• **The input**
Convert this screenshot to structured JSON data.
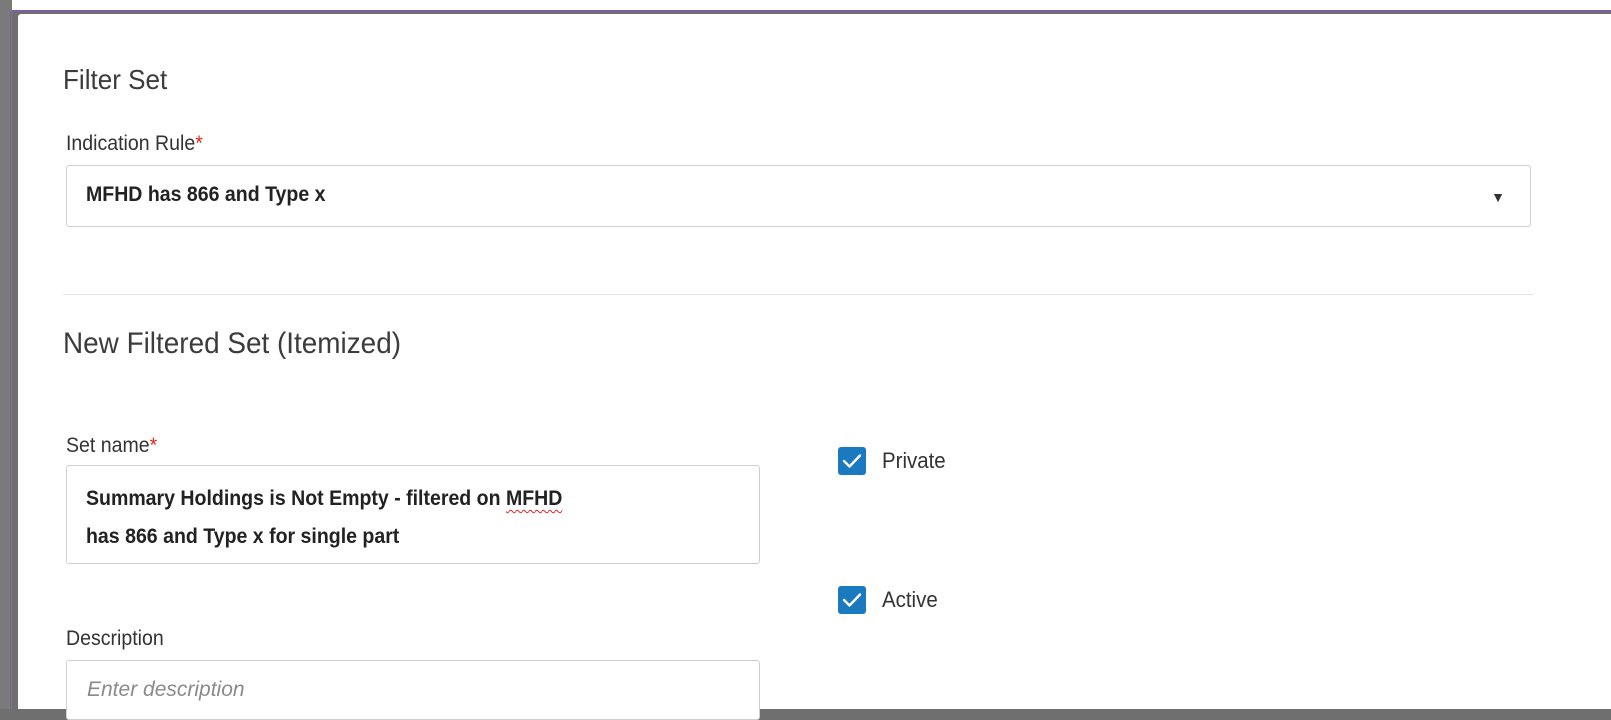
{
  "dialog": {
    "filter_section": {
      "title": "Filter Set",
      "indication_rule": {
        "label": "Indication Rule",
        "required_marker": "*",
        "value": "MFHD has 866 and Type x",
        "arrow": "▼"
      }
    },
    "new_set_section": {
      "title": "New Filtered Set (Itemized)",
      "set_name": {
        "label": "Set name",
        "required_marker": "*",
        "value_line1_prefix": "Summary Holdings is Not Empty - filtered on ",
        "value_line1_misspelled": "MFHD",
        "value_line2": "has 866 and Type x for single part"
      },
      "description": {
        "label": "Description",
        "placeholder": "Enter description",
        "value": ""
      },
      "private_checkbox": {
        "label": "Private",
        "checked": true
      },
      "active_checkbox": {
        "label": "Active",
        "checked": true
      }
    }
  },
  "colors": {
    "accent": "#1b79c0",
    "required": "#e1251b",
    "overlay": "#6f6f6f",
    "frame_border": "#7b5ea7"
  },
  "icons": {
    "dropdown": "chevron-down-icon",
    "checkbox": "checkmark-icon"
  }
}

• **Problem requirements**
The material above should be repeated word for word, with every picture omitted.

• **Finished task**
Convert this screenshot to structured JSON data.
{
  "dialog": {
    "filter_section": {
      "title": "Filter Set",
      "indication_rule": {
        "label": "Indication Rule",
        "required_marker": "*",
        "value": "MFHD has 866 and Type x",
        "arrow": "▼"
      }
    },
    "new_set_section": {
      "title": "New Filtered Set (Itemized)",
      "set_name": {
        "label": "Set name",
        "required_marker": "*",
        "value_line1_prefix": "Summary Holdings is Not Empty - filtered on ",
        "value_line1_misspelled": "MFHD",
        "value_line2": "has 866 and Type x for single part"
      },
      "description": {
        "label": "Description",
        "placeholder": "Enter description",
        "value": ""
      },
      "private_checkbox": {
        "label": "Private",
        "checked": true
      },
      "active_checkbox": {
        "label": "Active",
        "checked": true
      }
    }
  },
  "colors": {
    "accent": "#1b79c0",
    "required": "#e1251b",
    "overlay": "#6f6f6f",
    "frame_border": "#7b5ea7"
  },
  "icons": {
    "dropdown": "chevron-down-icon",
    "checkbox": "checkmark-icon"
  }
}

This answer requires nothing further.